_Dataset records:_

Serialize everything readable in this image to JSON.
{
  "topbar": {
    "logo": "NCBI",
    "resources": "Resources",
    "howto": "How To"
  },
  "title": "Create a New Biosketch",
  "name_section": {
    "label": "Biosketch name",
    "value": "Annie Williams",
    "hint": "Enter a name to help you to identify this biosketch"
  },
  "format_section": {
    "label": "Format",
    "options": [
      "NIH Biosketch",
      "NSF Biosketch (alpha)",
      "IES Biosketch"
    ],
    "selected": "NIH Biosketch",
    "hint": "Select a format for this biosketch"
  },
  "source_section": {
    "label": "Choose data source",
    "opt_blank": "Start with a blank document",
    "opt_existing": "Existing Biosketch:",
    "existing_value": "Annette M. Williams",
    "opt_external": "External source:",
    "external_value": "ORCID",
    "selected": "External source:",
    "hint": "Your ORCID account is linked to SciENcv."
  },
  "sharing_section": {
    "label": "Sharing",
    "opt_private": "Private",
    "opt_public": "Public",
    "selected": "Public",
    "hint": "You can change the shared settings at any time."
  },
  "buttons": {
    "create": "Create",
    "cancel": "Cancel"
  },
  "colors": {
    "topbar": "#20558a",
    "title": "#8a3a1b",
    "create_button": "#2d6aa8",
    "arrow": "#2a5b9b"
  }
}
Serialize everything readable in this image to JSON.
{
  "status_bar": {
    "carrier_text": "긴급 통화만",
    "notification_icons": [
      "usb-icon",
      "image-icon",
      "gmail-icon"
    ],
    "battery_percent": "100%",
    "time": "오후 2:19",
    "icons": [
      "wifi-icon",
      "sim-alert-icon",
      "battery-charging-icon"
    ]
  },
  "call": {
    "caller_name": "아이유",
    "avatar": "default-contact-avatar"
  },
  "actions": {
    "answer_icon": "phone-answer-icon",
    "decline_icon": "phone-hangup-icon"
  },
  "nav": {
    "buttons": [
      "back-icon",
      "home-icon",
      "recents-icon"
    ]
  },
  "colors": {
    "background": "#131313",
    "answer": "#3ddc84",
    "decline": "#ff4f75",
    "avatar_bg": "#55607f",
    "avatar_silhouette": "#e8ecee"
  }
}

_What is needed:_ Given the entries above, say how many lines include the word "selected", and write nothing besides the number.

_Task result:_ 3